*** Opening Given entries ***

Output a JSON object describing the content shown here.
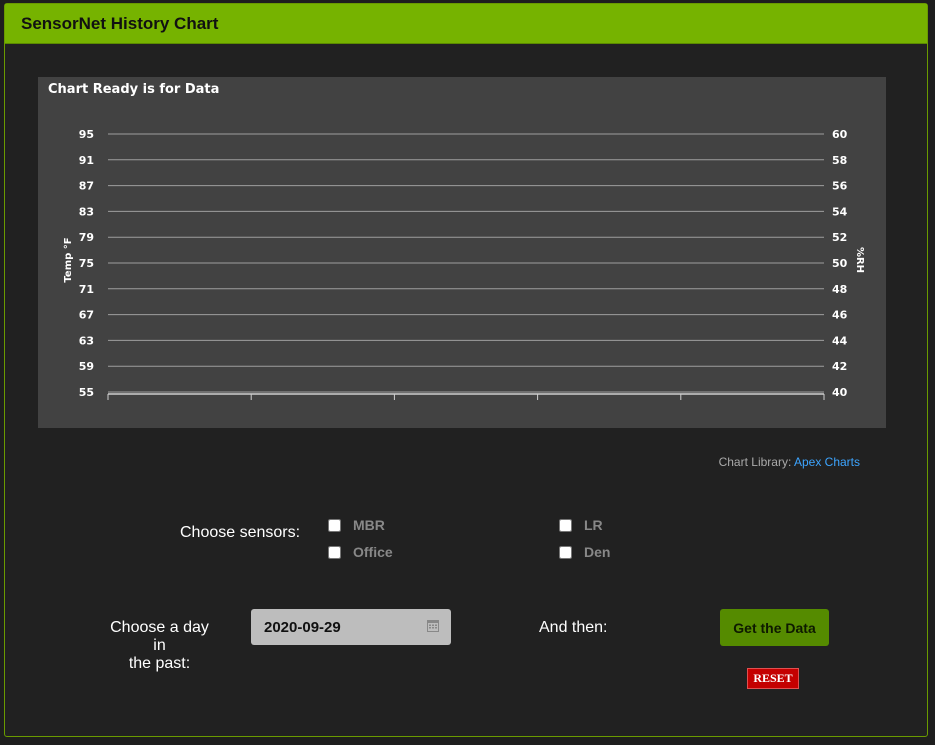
{
  "header": {
    "title": "SensorNet History Chart"
  },
  "chart": {
    "title": "Chart Ready is for Data",
    "y_left_label": "Temp °F",
    "y_right_label": "%RH",
    "y_left_ticks": [
      "95",
      "91",
      "87",
      "83",
      "79",
      "75",
      "71",
      "67",
      "63",
      "59",
      "55"
    ],
    "y_right_ticks": [
      "60",
      "58",
      "56",
      "54",
      "52",
      "50",
      "48",
      "46",
      "44",
      "42",
      "40"
    ],
    "grid_color": "#9e9e9e",
    "background": "#424242"
  },
  "chart_data": {
    "type": "line",
    "title": "Chart Ready is for Data",
    "ylabel": "Temp °F",
    "y2label": "%RH",
    "ylim": [
      55,
      95
    ],
    "y2lim": [
      40,
      60
    ],
    "series": [],
    "grid": true
  },
  "library": {
    "prefix": "Chart Library:",
    "link_text": "Apex Charts"
  },
  "sensors": {
    "label": "Choose sensors:",
    "items": [
      {
        "name": "MBR",
        "checked": false
      },
      {
        "name": "Office",
        "checked": false
      },
      {
        "name": "LR",
        "checked": false
      },
      {
        "name": "Den",
        "checked": false
      }
    ]
  },
  "date": {
    "label_line1": "Choose a day in",
    "label_line2": "the past:",
    "value": "2020-09-29"
  },
  "actions": {
    "and_then": "And then:",
    "get_label": "Get the Data",
    "reset_label": "RESET"
  },
  "colors": {
    "header": "#76b300",
    "get_button": "#558b00",
    "reset_button": "#c40000",
    "link": "#3da5ff"
  }
}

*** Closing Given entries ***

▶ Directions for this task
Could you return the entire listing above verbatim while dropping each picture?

▶ Solution for this problem
Output a JSON object describing the content shown here.
{
  "header": {
    "title": "SensorNet History Chart"
  },
  "chart": {
    "title": "Chart Ready is for Data",
    "y_left_label": "Temp °F",
    "y_right_label": "%RH",
    "y_left_ticks": [
      "95",
      "91",
      "87",
      "83",
      "79",
      "75",
      "71",
      "67",
      "63",
      "59",
      "55"
    ],
    "y_right_ticks": [
      "60",
      "58",
      "56",
      "54",
      "52",
      "50",
      "48",
      "46",
      "44",
      "42",
      "40"
    ],
    "grid_color": "#9e9e9e",
    "background": "#424242"
  },
  "chart_data": {
    "type": "line",
    "title": "Chart Ready is for Data",
    "ylabel": "Temp °F",
    "y2label": "%RH",
    "ylim": [
      55,
      95
    ],
    "y2lim": [
      40,
      60
    ],
    "series": [],
    "grid": true
  },
  "library": {
    "prefix": "Chart Library:",
    "link_text": "Apex Charts"
  },
  "sensors": {
    "label": "Choose sensors:",
    "items": [
      {
        "name": "MBR",
        "checked": false
      },
      {
        "name": "Office",
        "checked": false
      },
      {
        "name": "LR",
        "checked": false
      },
      {
        "name": "Den",
        "checked": false
      }
    ]
  },
  "date": {
    "label_line1": "Choose a day in",
    "label_line2": "the past:",
    "value": "2020-09-29"
  },
  "actions": {
    "and_then": "And then:",
    "get_label": "Get the Data",
    "reset_label": "RESET"
  },
  "colors": {
    "header": "#76b300",
    "get_button": "#558b00",
    "reset_button": "#c40000",
    "link": "#3da5ff"
  }
}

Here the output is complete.